**EXERCISE BRIEF:** Reproduce exactly, with no other output, every line of the data below from the line containing "Output a JSON" to the end, inclusive.

**DATA FOR THIS EXERCISE:**
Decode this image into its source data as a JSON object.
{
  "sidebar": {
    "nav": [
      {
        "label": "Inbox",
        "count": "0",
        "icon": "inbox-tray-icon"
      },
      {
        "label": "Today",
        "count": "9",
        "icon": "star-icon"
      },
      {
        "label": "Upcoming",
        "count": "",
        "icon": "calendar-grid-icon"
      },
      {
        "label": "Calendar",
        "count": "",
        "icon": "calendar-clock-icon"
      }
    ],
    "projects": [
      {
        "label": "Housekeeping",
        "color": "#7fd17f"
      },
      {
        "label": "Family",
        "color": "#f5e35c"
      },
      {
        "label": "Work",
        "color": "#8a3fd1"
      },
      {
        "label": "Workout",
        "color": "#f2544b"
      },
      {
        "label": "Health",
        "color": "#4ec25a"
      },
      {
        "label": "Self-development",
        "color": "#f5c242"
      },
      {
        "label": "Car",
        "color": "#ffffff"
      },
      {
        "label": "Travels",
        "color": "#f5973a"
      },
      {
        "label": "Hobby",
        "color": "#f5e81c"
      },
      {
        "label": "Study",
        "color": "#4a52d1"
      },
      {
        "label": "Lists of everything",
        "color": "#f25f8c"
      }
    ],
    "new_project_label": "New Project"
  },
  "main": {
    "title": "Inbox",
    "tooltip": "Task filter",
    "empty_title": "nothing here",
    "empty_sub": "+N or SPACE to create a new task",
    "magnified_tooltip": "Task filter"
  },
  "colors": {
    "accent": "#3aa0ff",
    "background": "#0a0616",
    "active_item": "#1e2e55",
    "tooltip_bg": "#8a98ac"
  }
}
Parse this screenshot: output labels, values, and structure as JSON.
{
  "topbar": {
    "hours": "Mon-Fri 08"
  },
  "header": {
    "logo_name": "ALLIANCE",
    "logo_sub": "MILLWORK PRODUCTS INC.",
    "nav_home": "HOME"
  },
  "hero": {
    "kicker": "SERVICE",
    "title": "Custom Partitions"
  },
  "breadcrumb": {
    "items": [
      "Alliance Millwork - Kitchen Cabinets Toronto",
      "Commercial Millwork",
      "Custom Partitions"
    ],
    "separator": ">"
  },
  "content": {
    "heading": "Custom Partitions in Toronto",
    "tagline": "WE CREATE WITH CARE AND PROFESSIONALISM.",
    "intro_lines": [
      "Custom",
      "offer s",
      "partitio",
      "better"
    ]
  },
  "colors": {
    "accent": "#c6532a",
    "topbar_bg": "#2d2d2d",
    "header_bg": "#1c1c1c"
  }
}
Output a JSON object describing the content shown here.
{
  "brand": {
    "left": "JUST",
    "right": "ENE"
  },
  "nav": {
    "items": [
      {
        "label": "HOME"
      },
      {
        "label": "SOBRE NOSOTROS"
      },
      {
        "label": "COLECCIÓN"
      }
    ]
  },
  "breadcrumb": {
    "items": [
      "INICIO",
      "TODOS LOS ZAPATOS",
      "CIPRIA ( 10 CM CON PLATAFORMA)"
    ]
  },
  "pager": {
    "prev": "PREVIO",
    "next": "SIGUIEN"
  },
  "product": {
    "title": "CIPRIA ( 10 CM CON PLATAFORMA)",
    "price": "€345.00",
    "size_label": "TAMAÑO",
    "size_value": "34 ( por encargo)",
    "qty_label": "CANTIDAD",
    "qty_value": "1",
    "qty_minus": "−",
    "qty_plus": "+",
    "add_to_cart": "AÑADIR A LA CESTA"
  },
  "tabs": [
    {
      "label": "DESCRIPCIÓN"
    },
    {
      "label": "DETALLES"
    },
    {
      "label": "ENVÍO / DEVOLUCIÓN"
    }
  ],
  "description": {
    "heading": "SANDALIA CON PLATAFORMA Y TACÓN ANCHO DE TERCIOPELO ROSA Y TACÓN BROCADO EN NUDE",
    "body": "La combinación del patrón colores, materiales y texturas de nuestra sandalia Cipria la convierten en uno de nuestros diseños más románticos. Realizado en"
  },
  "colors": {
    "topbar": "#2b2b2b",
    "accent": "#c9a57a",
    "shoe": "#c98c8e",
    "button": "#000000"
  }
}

**TASK ANSWER:**
Output a JSON object describing the content shown here.
{
  "brand": {
    "left": "JUST",
    "right": "ENE"
  },
  "nav": {
    "items": [
      {
        "label": "HOME"
      },
      {
        "label": "SOBRE NOSOTROS"
      },
      {
        "label": "COLECCIÓN"
      }
    ]
  },
  "breadcrumb": {
    "items": [
      "INICIO",
      "TODOS LOS ZAPATOS",
      "CIPRIA ( 10 CM CON PLATAFORMA)"
    ]
  },
  "pager": {
    "prev": "PREVIO",
    "next": "SIGUIEN"
  },
  "product": {
    "title": "CIPRIA ( 10 CM CON PLATAFORMA)",
    "price": "€345.00",
    "size_label": "TAMAÑO",
    "size_value": "34 ( por encargo)",
    "qty_label": "CANTIDAD",
    "qty_value": "1",
    "qty_minus": "−",
    "qty_plus": "+",
    "add_to_cart": "AÑADIR A LA CESTA"
  },
  "tabs": [
    {
      "label": "DESCRIPCIÓN"
    },
    {
      "label": "DETALLES"
    },
    {
      "label": "ENVÍO / DEVOLUCIÓN"
    }
  ],
  "description": {
    "heading": "SANDALIA CON PLATAFORMA Y TACÓN ANCHO DE TERCIOPELO ROSA Y TACÓN BROCADO EN NUDE",
    "body": "La combinación del patrón colores, materiales y texturas de nuestra sandalia Cipria la convierten en uno de nuestros diseños más románticos. Realizado en"
  },
  "colors": {
    "topbar": "#2b2b2b",
    "accent": "#c9a57a",
    "shoe": "#c98c8e",
    "button": "#000000"
  }
}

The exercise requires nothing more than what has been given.